According to the committee head, votes will be tallied in the various polling locales by a judge and in the presence of representatives of the candidates. Each final count will be announced aloud, then an official report will be filed that can be viewed by nonprofit groups, the media and candidates, said Sultan.
The provinces where Morsi leads are Aswan, Qina, Fayoum, Wadi Gadeed and Bani Swaif, according to Egyptian TV. Abol Fotoh leads in Damietta, Shafik in Dakahlia, Moussa in Southern Sinai and Sabahy in Red Sea province, the state-run channel reports.
Morsi is an American-educated engineer who vows to stand for democracy, women’s rights, and peaceful relations with Israel if he wins the Egyptian presidency. He’s also an Islamist figure who has argued for barring women from the Egyptian presidency and called Israeli leaders “vampires” and “killers.”
The Muslim Brotherhood had originally pledged not to seek the presidency.

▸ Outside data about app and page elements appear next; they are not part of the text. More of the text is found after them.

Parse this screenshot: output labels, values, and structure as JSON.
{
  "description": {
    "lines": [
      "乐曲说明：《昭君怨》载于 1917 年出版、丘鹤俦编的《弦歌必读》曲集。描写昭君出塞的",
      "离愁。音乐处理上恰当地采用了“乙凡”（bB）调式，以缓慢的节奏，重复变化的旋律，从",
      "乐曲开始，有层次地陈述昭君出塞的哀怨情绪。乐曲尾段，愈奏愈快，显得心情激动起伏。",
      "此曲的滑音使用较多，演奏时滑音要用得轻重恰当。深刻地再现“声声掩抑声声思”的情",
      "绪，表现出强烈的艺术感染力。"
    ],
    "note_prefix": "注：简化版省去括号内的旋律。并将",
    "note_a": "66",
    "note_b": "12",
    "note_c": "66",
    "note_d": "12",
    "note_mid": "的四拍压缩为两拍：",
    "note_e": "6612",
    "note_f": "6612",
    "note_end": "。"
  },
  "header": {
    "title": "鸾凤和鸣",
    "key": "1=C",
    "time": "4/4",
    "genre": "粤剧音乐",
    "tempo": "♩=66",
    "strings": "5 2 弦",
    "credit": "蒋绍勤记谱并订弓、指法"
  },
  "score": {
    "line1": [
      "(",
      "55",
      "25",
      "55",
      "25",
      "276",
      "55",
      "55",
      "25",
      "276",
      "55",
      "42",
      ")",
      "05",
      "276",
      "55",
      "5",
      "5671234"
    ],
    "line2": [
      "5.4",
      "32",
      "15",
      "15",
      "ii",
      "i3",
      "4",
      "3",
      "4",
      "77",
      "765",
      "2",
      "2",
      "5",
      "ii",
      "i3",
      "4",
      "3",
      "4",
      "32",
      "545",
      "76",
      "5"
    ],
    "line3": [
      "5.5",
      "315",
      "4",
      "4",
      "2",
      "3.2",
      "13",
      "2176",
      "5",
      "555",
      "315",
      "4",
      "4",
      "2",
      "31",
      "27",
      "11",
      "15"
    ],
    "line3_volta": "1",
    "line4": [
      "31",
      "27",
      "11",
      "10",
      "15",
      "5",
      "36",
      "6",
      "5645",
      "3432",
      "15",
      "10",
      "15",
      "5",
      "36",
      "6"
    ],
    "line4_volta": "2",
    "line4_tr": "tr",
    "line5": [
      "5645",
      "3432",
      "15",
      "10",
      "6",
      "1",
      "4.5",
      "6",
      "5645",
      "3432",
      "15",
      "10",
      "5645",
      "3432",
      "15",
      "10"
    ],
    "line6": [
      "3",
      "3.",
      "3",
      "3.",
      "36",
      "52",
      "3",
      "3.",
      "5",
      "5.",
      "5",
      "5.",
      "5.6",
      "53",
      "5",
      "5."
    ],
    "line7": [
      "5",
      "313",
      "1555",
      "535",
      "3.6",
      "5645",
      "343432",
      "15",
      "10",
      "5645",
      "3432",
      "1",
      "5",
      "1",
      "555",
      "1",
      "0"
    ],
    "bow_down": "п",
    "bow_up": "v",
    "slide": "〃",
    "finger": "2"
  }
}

Shafik, a former Air Force officer with close ties to Egypt’s powerful military, is seen as representing the interests of the old guard — those who lost out when former President Hosni Mubarak was ousted.

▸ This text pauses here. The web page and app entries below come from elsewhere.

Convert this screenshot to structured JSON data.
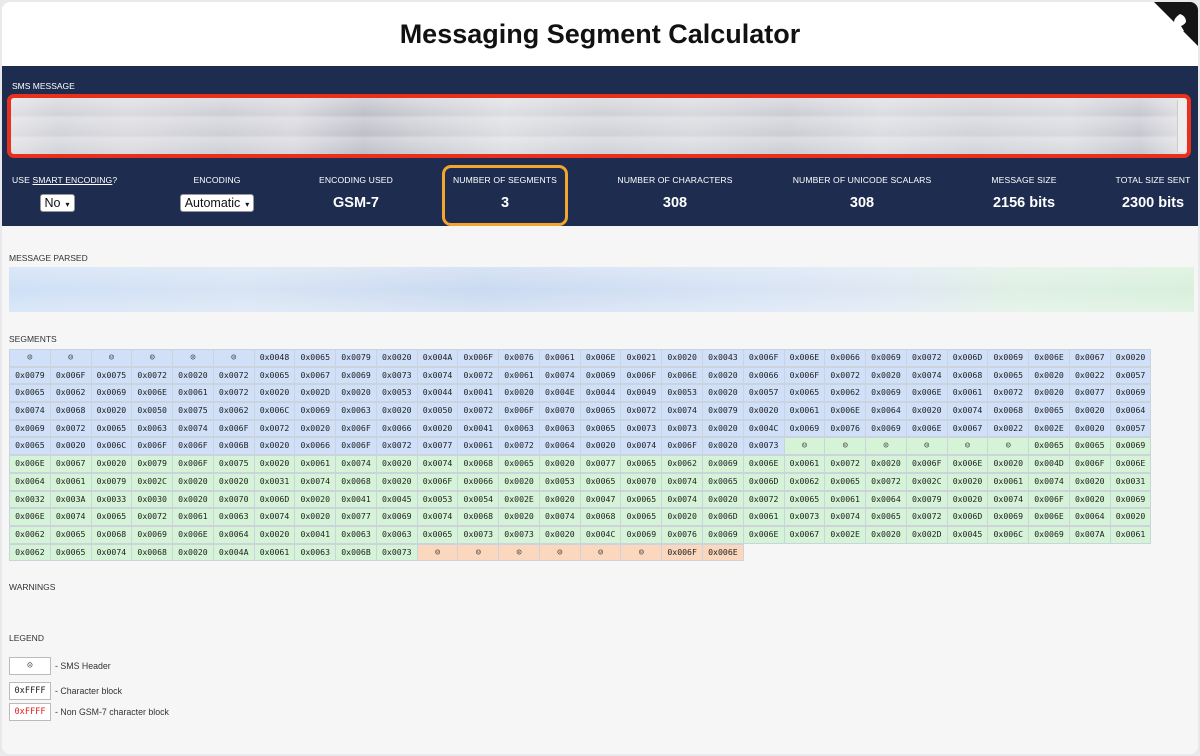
{
  "title": "Messaging Segment Calculator",
  "sms_label": "SMS MESSAGE",
  "stats": {
    "smart_prefix": "USE ",
    "smart_link": "SMART ENCODING",
    "smart_suffix": "?",
    "smart_value": "No",
    "encoding_label": "ENCODING",
    "encoding_value": "Automatic",
    "encoding_used_label": "ENCODING USED",
    "encoding_used_value": "GSM-7",
    "segments_label": "NUMBER OF SEGMENTS",
    "segments_value": "3",
    "chars_label": "NUMBER OF CHARACTERS",
    "chars_value": "308",
    "scalars_label": "NUMBER OF UNICODE SCALARS",
    "scalars_value": "308",
    "size_label": "MESSAGE SIZE",
    "size_value": "2156 bits",
    "total_label": "TOTAL SIZE SENT",
    "total_value": "2300 bits"
  },
  "sections": {
    "parsed": "MESSAGE PARSED",
    "segments": "SEGMENTS",
    "warnings": "WARNINGS",
    "legend": "LEGEND"
  },
  "legend": [
    {
      "box": "☺",
      "text": "- SMS Header"
    },
    {
      "box": "0xFFFF",
      "text": "- Character block"
    },
    {
      "box": "0xFFFF",
      "text": "- Non GSM-7 character block",
      "red": true
    }
  ],
  "colors": {
    "header_bg": "#1e2d4f",
    "segment1": "#cfe0f8",
    "segment2": "#d5f3d6",
    "segment3": "#fad7bd",
    "highlight_red": "#e8301c",
    "highlight_orange": "#f2a62e"
  },
  "segment_rows": [
    [
      [
        "H",
        "b"
      ],
      [
        "H",
        "b"
      ],
      [
        "H",
        "b"
      ],
      [
        "H",
        "b"
      ],
      [
        "H",
        "b"
      ],
      [
        "H",
        "b"
      ],
      [
        "0x0048",
        "b"
      ],
      [
        "0x0065",
        "b"
      ],
      [
        "0x0079",
        "b"
      ],
      [
        "0x0020",
        "b"
      ],
      [
        "0x004A",
        "b"
      ],
      [
        "0x006F",
        "b"
      ],
      [
        "0x0076",
        "b"
      ],
      [
        "0x0061",
        "b"
      ],
      [
        "0x006E",
        "b"
      ],
      [
        "0x0021",
        "b"
      ],
      [
        "0x0020",
        "b"
      ],
      [
        "0x0043",
        "b"
      ],
      [
        "0x006F",
        "b"
      ],
      [
        "0x006E",
        "b"
      ],
      [
        "0x0066",
        "b"
      ],
      [
        "0x0069",
        "b"
      ],
      [
        "0x0072",
        "b"
      ],
      [
        "0x006D",
        "b"
      ],
      [
        "0x0069",
        "b"
      ],
      [
        "0x006E",
        "b"
      ],
      [
        "0x0067",
        "b"
      ],
      [
        "0x0020",
        "b"
      ]
    ],
    [
      [
        "0x0079",
        "b"
      ],
      [
        "0x006F",
        "b"
      ],
      [
        "0x0075",
        "b"
      ],
      [
        "0x0072",
        "b"
      ],
      [
        "0x0020",
        "b"
      ],
      [
        "0x0072",
        "b"
      ],
      [
        "0x0065",
        "b"
      ],
      [
        "0x0067",
        "b"
      ],
      [
        "0x0069",
        "b"
      ],
      [
        "0x0073",
        "b"
      ],
      [
        "0x0074",
        "b"
      ],
      [
        "0x0072",
        "b"
      ],
      [
        "0x0061",
        "b"
      ],
      [
        "0x0074",
        "b"
      ],
      [
        "0x0069",
        "b"
      ],
      [
        "0x006F",
        "b"
      ],
      [
        "0x006E",
        "b"
      ],
      [
        "0x0020",
        "b"
      ],
      [
        "0x0066",
        "b"
      ],
      [
        "0x006F",
        "b"
      ],
      [
        "0x0072",
        "b"
      ],
      [
        "0x0020",
        "b"
      ],
      [
        "0x0074",
        "b"
      ],
      [
        "0x0068",
        "b"
      ],
      [
        "0x0065",
        "b"
      ],
      [
        "0x0020",
        "b"
      ],
      [
        "0x0022",
        "b"
      ],
      [
        "0x0057",
        "b"
      ]
    ],
    [
      [
        "0x0065",
        "b"
      ],
      [
        "0x0062",
        "b"
      ],
      [
        "0x0069",
        "b"
      ],
      [
        "0x006E",
        "b"
      ],
      [
        "0x0061",
        "b"
      ],
      [
        "0x0072",
        "b"
      ],
      [
        "0x0020",
        "b"
      ],
      [
        "0x002D",
        "b"
      ],
      [
        "0x0020",
        "b"
      ],
      [
        "0x0053",
        "b"
      ],
      [
        "0x0044",
        "b"
      ],
      [
        "0x0041",
        "b"
      ],
      [
        "0x0020",
        "b"
      ],
      [
        "0x004E",
        "b"
      ],
      [
        "0x0044",
        "b"
      ],
      [
        "0x0049",
        "b"
      ],
      [
        "0x0053",
        "b"
      ],
      [
        "0x0020",
        "b"
      ],
      [
        "0x0057",
        "b"
      ],
      [
        "0x0065",
        "b"
      ],
      [
        "0x0062",
        "b"
      ],
      [
        "0x0069",
        "b"
      ],
      [
        "0x006E",
        "b"
      ],
      [
        "0x0061",
        "b"
      ],
      [
        "0x0072",
        "b"
      ],
      [
        "0x0020",
        "b"
      ],
      [
        "0x0077",
        "b"
      ],
      [
        "0x0069",
        "b"
      ]
    ],
    [
      [
        "0x0074",
        "b"
      ],
      [
        "0x0068",
        "b"
      ],
      [
        "0x0020",
        "b"
      ],
      [
        "0x0050",
        "b"
      ],
      [
        "0x0075",
        "b"
      ],
      [
        "0x0062",
        "b"
      ],
      [
        "0x006C",
        "b"
      ],
      [
        "0x0069",
        "b"
      ],
      [
        "0x0063",
        "b"
      ],
      [
        "0x0020",
        "b"
      ],
      [
        "0x0050",
        "b"
      ],
      [
        "0x0072",
        "b"
      ],
      [
        "0x006F",
        "b"
      ],
      [
        "0x0070",
        "b"
      ],
      [
        "0x0065",
        "b"
      ],
      [
        "0x0072",
        "b"
      ],
      [
        "0x0074",
        "b"
      ],
      [
        "0x0079",
        "b"
      ],
      [
        "0x0020",
        "b"
      ],
      [
        "0x0061",
        "b"
      ],
      [
        "0x006E",
        "b"
      ],
      [
        "0x0064",
        "b"
      ],
      [
        "0x0020",
        "b"
      ],
      [
        "0x0074",
        "b"
      ],
      [
        "0x0068",
        "b"
      ],
      [
        "0x0065",
        "b"
      ],
      [
        "0x0020",
        "b"
      ],
      [
        "0x0064",
        "b"
      ]
    ],
    [
      [
        "0x0069",
        "b"
      ],
      [
        "0x0072",
        "b"
      ],
      [
        "0x0065",
        "b"
      ],
      [
        "0x0063",
        "b"
      ],
      [
        "0x0074",
        "b"
      ],
      [
        "0x006F",
        "b"
      ],
      [
        "0x0072",
        "b"
      ],
      [
        "0x0020",
        "b"
      ],
      [
        "0x006F",
        "b"
      ],
      [
        "0x0066",
        "b"
      ],
      [
        "0x0020",
        "b"
      ],
      [
        "0x0041",
        "b"
      ],
      [
        "0x0063",
        "b"
      ],
      [
        "0x0063",
        "b"
      ],
      [
        "0x0065",
        "b"
      ],
      [
        "0x0073",
        "b"
      ],
      [
        "0x0073",
        "b"
      ],
      [
        "0x0020",
        "b"
      ],
      [
        "0x004C",
        "b"
      ],
      [
        "0x0069",
        "b"
      ],
      [
        "0x0076",
        "b"
      ],
      [
        "0x0069",
        "b"
      ],
      [
        "0x006E",
        "b"
      ],
      [
        "0x0067",
        "b"
      ],
      [
        "0x0022",
        "b"
      ],
      [
        "0x002E",
        "b"
      ],
      [
        "0x0020",
        "b"
      ],
      [
        "0x0057",
        "b"
      ]
    ],
    [
      [
        "0x0065",
        "b"
      ],
      [
        "0x0020",
        "b"
      ],
      [
        "0x006C",
        "b"
      ],
      [
        "0x006F",
        "b"
      ],
      [
        "0x006F",
        "b"
      ],
      [
        "0x006B",
        "b"
      ],
      [
        "0x0020",
        "b"
      ],
      [
        "0x0066",
        "b"
      ],
      [
        "0x006F",
        "b"
      ],
      [
        "0x0072",
        "b"
      ],
      [
        "0x0077",
        "b"
      ],
      [
        "0x0061",
        "b"
      ],
      [
        "0x0072",
        "b"
      ],
      [
        "0x0064",
        "b"
      ],
      [
        "0x0020",
        "b"
      ],
      [
        "0x0074",
        "b"
      ],
      [
        "0x006F",
        "b"
      ],
      [
        "0x0020",
        "b"
      ],
      [
        "0x0073",
        "b"
      ],
      [
        "H",
        "g"
      ],
      [
        "H",
        "g"
      ],
      [
        "H",
        "g"
      ],
      [
        "H",
        "g"
      ],
      [
        "H",
        "g"
      ],
      [
        "H",
        "g"
      ],
      [
        "0x0065",
        "g"
      ],
      [
        "0x0065",
        "g"
      ],
      [
        "0x0069",
        "g"
      ]
    ],
    [
      [
        "0x006E",
        "g"
      ],
      [
        "0x0067",
        "g"
      ],
      [
        "0x0020",
        "g"
      ],
      [
        "0x0079",
        "g"
      ],
      [
        "0x006F",
        "g"
      ],
      [
        "0x0075",
        "g"
      ],
      [
        "0x0020",
        "g"
      ],
      [
        "0x0061",
        "g"
      ],
      [
        "0x0074",
        "g"
      ],
      [
        "0x0020",
        "g"
      ],
      [
        "0x0074",
        "g"
      ],
      [
        "0x0068",
        "g"
      ],
      [
        "0x0065",
        "g"
      ],
      [
        "0x0020",
        "g"
      ],
      [
        "0x0077",
        "g"
      ],
      [
        "0x0065",
        "g"
      ],
      [
        "0x0062",
        "g"
      ],
      [
        "0x0069",
        "g"
      ],
      [
        "0x006E",
        "g"
      ],
      [
        "0x0061",
        "g"
      ],
      [
        "0x0072",
        "g"
      ],
      [
        "0x0020",
        "g"
      ],
      [
        "0x006F",
        "g"
      ],
      [
        "0x006E",
        "g"
      ],
      [
        "0x0020",
        "g"
      ],
      [
        "0x004D",
        "g"
      ],
      [
        "0x006F",
        "g"
      ],
      [
        "0x006E",
        "g"
      ]
    ],
    [
      [
        "0x0064",
        "g"
      ],
      [
        "0x0061",
        "g"
      ],
      [
        "0x0079",
        "g"
      ],
      [
        "0x002C",
        "g"
      ],
      [
        "0x0020",
        "g"
      ],
      [
        "0x0020",
        "g"
      ],
      [
        "0x0031",
        "g"
      ],
      [
        "0x0074",
        "g"
      ],
      [
        "0x0068",
        "g"
      ],
      [
        "0x0020",
        "g"
      ],
      [
        "0x006F",
        "g"
      ],
      [
        "0x0066",
        "g"
      ],
      [
        "0x0020",
        "g"
      ],
      [
        "0x0053",
        "g"
      ],
      [
        "0x0065",
        "g"
      ],
      [
        "0x0070",
        "g"
      ],
      [
        "0x0074",
        "g"
      ],
      [
        "0x0065",
        "g"
      ],
      [
        "0x006D",
        "g"
      ],
      [
        "0x0062",
        "g"
      ],
      [
        "0x0065",
        "g"
      ],
      [
        "0x0072",
        "g"
      ],
      [
        "0x002C",
        "g"
      ],
      [
        "0x0020",
        "g"
      ],
      [
        "0x0061",
        "g"
      ],
      [
        "0x0074",
        "g"
      ],
      [
        "0x0020",
        "g"
      ],
      [
        "0x0031",
        "g"
      ]
    ],
    [
      [
        "0x0032",
        "g"
      ],
      [
        "0x003A",
        "g"
      ],
      [
        "0x0033",
        "g"
      ],
      [
        "0x0030",
        "g"
      ],
      [
        "0x0020",
        "g"
      ],
      [
        "0x0070",
        "g"
      ],
      [
        "0x006D",
        "g"
      ],
      [
        "0x0020",
        "g"
      ],
      [
        "0x0041",
        "g"
      ],
      [
        "0x0045",
        "g"
      ],
      [
        "0x0053",
        "g"
      ],
      [
        "0x0054",
        "g"
      ],
      [
        "0x002E",
        "g"
      ],
      [
        "0x0020",
        "g"
      ],
      [
        "0x0047",
        "g"
      ],
      [
        "0x0065",
        "g"
      ],
      [
        "0x0074",
        "g"
      ],
      [
        "0x0020",
        "g"
      ],
      [
        "0x0072",
        "g"
      ],
      [
        "0x0065",
        "g"
      ],
      [
        "0x0061",
        "g"
      ],
      [
        "0x0064",
        "g"
      ],
      [
        "0x0079",
        "g"
      ],
      [
        "0x0020",
        "g"
      ],
      [
        "0x0074",
        "g"
      ],
      [
        "0x006F",
        "g"
      ],
      [
        "0x0020",
        "g"
      ],
      [
        "0x0069",
        "g"
      ]
    ],
    [
      [
        "0x006E",
        "g"
      ],
      [
        "0x0074",
        "g"
      ],
      [
        "0x0065",
        "g"
      ],
      [
        "0x0072",
        "g"
      ],
      [
        "0x0061",
        "g"
      ],
      [
        "0x0063",
        "g"
      ],
      [
        "0x0074",
        "g"
      ],
      [
        "0x0020",
        "g"
      ],
      [
        "0x0077",
        "g"
      ],
      [
        "0x0069",
        "g"
      ],
      [
        "0x0074",
        "g"
      ],
      [
        "0x0068",
        "g"
      ],
      [
        "0x0020",
        "g"
      ],
      [
        "0x0074",
        "g"
      ],
      [
        "0x0068",
        "g"
      ],
      [
        "0x0065",
        "g"
      ],
      [
        "0x0020",
        "g"
      ],
      [
        "0x006D",
        "g"
      ],
      [
        "0x0061",
        "g"
      ],
      [
        "0x0073",
        "g"
      ],
      [
        "0x0074",
        "g"
      ],
      [
        "0x0065",
        "g"
      ],
      [
        "0x0072",
        "g"
      ],
      [
        "0x006D",
        "g"
      ],
      [
        "0x0069",
        "g"
      ],
      [
        "0x006E",
        "g"
      ],
      [
        "0x0064",
        "g"
      ],
      [
        "0x0020",
        "g"
      ]
    ],
    [
      [
        "0x0062",
        "g"
      ],
      [
        "0x0065",
        "g"
      ],
      [
        "0x0068",
        "g"
      ],
      [
        "0x0069",
        "g"
      ],
      [
        "0x006E",
        "g"
      ],
      [
        "0x0064",
        "g"
      ],
      [
        "0x0020",
        "g"
      ],
      [
        "0x0041",
        "g"
      ],
      [
        "0x0063",
        "g"
      ],
      [
        "0x0063",
        "g"
      ],
      [
        "0x0065",
        "g"
      ],
      [
        "0x0073",
        "g"
      ],
      [
        "0x0073",
        "g"
      ],
      [
        "0x0020",
        "g"
      ],
      [
        "0x004C",
        "g"
      ],
      [
        "0x0069",
        "g"
      ],
      [
        "0x0076",
        "g"
      ],
      [
        "0x0069",
        "g"
      ],
      [
        "0x006E",
        "g"
      ],
      [
        "0x0067",
        "g"
      ],
      [
        "0x002E",
        "g"
      ],
      [
        "0x0020",
        "g"
      ],
      [
        "0x002D",
        "g"
      ],
      [
        "0x0045",
        "g"
      ],
      [
        "0x006C",
        "g"
      ],
      [
        "0x0069",
        "g"
      ],
      [
        "0x007A",
        "g"
      ],
      [
        "0x0061",
        "g"
      ]
    ],
    [
      [
        "0x0062",
        "g"
      ],
      [
        "0x0065",
        "g"
      ],
      [
        "0x0074",
        "g"
      ],
      [
        "0x0068",
        "g"
      ],
      [
        "0x0020",
        "g"
      ],
      [
        "0x004A",
        "g"
      ],
      [
        "0x0061",
        "g"
      ],
      [
        "0x0063",
        "g"
      ],
      [
        "0x006B",
        "g"
      ],
      [
        "0x0073",
        "g"
      ],
      [
        "H",
        "o"
      ],
      [
        "H",
        "o"
      ],
      [
        "H",
        "o"
      ],
      [
        "H",
        "o"
      ],
      [
        "H",
        "o"
      ],
      [
        "H",
        "o"
      ],
      [
        "0x006F",
        "o"
      ],
      [
        "0x006E",
        "o"
      ]
    ]
  ]
}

Government employees were given a day off work to vote on who will be Egypt’s first president since Mubarak, who led the North African nation for 30 years before resigning amid a popular outcry.
He is awaiting the court’s verdict and could potentially face the death penalty after going on trial for corruption and allegedly ordering the killing of anti-government protesters.

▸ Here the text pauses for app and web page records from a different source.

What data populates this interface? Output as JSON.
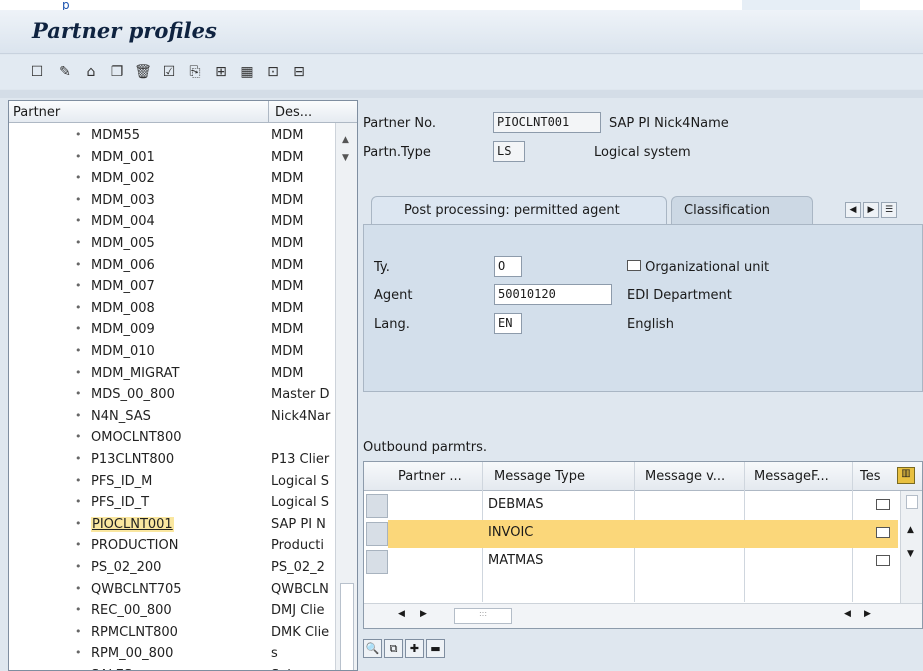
{
  "title": "Partner profiles",
  "toolbar": {
    "icons": [
      "new-icon",
      "change-icon",
      "display-icon",
      "copy-icon",
      "delete-icon",
      "check-icon",
      "paste-icon",
      "tree-icon",
      "table-icon",
      "expand-icon",
      "info-icon"
    ]
  },
  "tree": {
    "header_partner": "Partner",
    "header_desc": "Des...",
    "rows": [
      {
        "name": "MDM55",
        "desc": "MDM"
      },
      {
        "name": "MDM_001",
        "desc": "MDM"
      },
      {
        "name": "MDM_002",
        "desc": "MDM"
      },
      {
        "name": "MDM_003",
        "desc": "MDM"
      },
      {
        "name": "MDM_004",
        "desc": "MDM"
      },
      {
        "name": "MDM_005",
        "desc": "MDM"
      },
      {
        "name": "MDM_006",
        "desc": "MDM"
      },
      {
        "name": "MDM_007",
        "desc": "MDM"
      },
      {
        "name": "MDM_008",
        "desc": "MDM"
      },
      {
        "name": "MDM_009",
        "desc": "MDM"
      },
      {
        "name": "MDM_010",
        "desc": "MDM"
      },
      {
        "name": "MDM_MIGRAT",
        "desc": "MDM"
      },
      {
        "name": "MDS_00_800",
        "desc": "Master D"
      },
      {
        "name": "N4N_SAS",
        "desc": "Nick4Nar"
      },
      {
        "name": "OMOCLNT800",
        "desc": ""
      },
      {
        "name": "P13CLNT800",
        "desc": "P13 Clier"
      },
      {
        "name": "PFS_ID_M",
        "desc": "Logical S"
      },
      {
        "name": "PFS_ID_T",
        "desc": "Logical S"
      },
      {
        "name": "PIOCLNT001",
        "desc": "SAP PI N"
      },
      {
        "name": "PRODUCTION",
        "desc": "Producti"
      },
      {
        "name": "PS_02_200",
        "desc": "PS_02_2"
      },
      {
        "name": "QWBCLNT705",
        "desc": "QWBCLN"
      },
      {
        "name": "REC_00_800",
        "desc": "DMJ Clie"
      },
      {
        "name": "RPMCLNT800",
        "desc": "DMK Clie"
      },
      {
        "name": "RPM_00_800",
        "desc": "s"
      },
      {
        "name": "SALES",
        "desc": "Sales or"
      }
    ],
    "selected_index": 18
  },
  "partner": {
    "no_label": "Partner No.",
    "no_value": "PIOCLNT001",
    "no_text": "SAP PI Nick4Name",
    "type_label": "Partn.Type",
    "type_value": "LS",
    "type_text": "Logical system"
  },
  "tabs": {
    "active": "Post processing: permitted agent",
    "inactive": "Classification"
  },
  "agent": {
    "ty_label": "Ty.",
    "ty_value": "O",
    "ty_text": "Organizational unit",
    "agent_label": "Agent",
    "agent_value": "50010120",
    "agent_text": "EDI Department",
    "lang_label": "Lang.",
    "lang_value": "EN",
    "lang_text": "English"
  },
  "outbound": {
    "label": "Outbound parmtrs.",
    "columns": [
      "Partner ...",
      "Message Type",
      "Message v...",
      "MessageF...",
      "Tes"
    ],
    "rows": [
      {
        "message_type": "DEBMAS"
      },
      {
        "message_type": "INVOIC"
      },
      {
        "message_type": "MATMAS"
      }
    ],
    "selected_index": 1
  },
  "colors": {
    "selection": "#fbd77a",
    "panel": "#d3dfeb"
  }
}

The voting is a monumental achievement for those who worked to topple Mubarak in one of the seminal developments of the Arab Spring more than a year ago.
And it could reverberate far beyond the country’s borders, since Egypt is in many ways the center of gravity of the Arab world.
“Egypt has always set trends in the Arab world and for Arab political thought. Trends spread through the Arab world and eventually affect even non-Arab, Muslim-majority countries,” said Maajid Nawaz, the chairman of Quilliam, a London-based think tank.
Egypt’s election “bodes well for the rest of the Arab world and particularly those countries that have had uprisings,” said Nawaz, a former Islamist who was imprisoned in Egypt for four years for banned political activism.
Many protesters are upset at what they see as the slow pace of reform since Mubarak’s ouster. Some are also concerned that the country’s military leadership is delaying the transition to civilian rule.
Worries about the powerful military possibly swaying this week’s vote persist despite the insistence of the Supreme Council of the Armed Forces that it will hand over power to an elected civilian government.
The military leaders put armored personnel carriers on the streets with loudspeakers broadcasting a message that they will relinquish power, but that did not convince doubters.
Nawaz said Egypt probably is not heading toward a simple case of the military either giving up control or rejecting the results of the election.
Instead, he anticipated, there will be an “unhappy settlement” where the military remains “ever-present, in the shadows,” influencing the civilian government without controlling it.
In January, two Islamist parties — the Freedom and Justice Party with 235 seats and the conservative Al Nour party with 121 seats — won about 70% of the seats in the lower house of parliament in the first elections for an elected governing body in the post-Mubarak era. The rest of the assembly’s 498 seats were divided among other parties.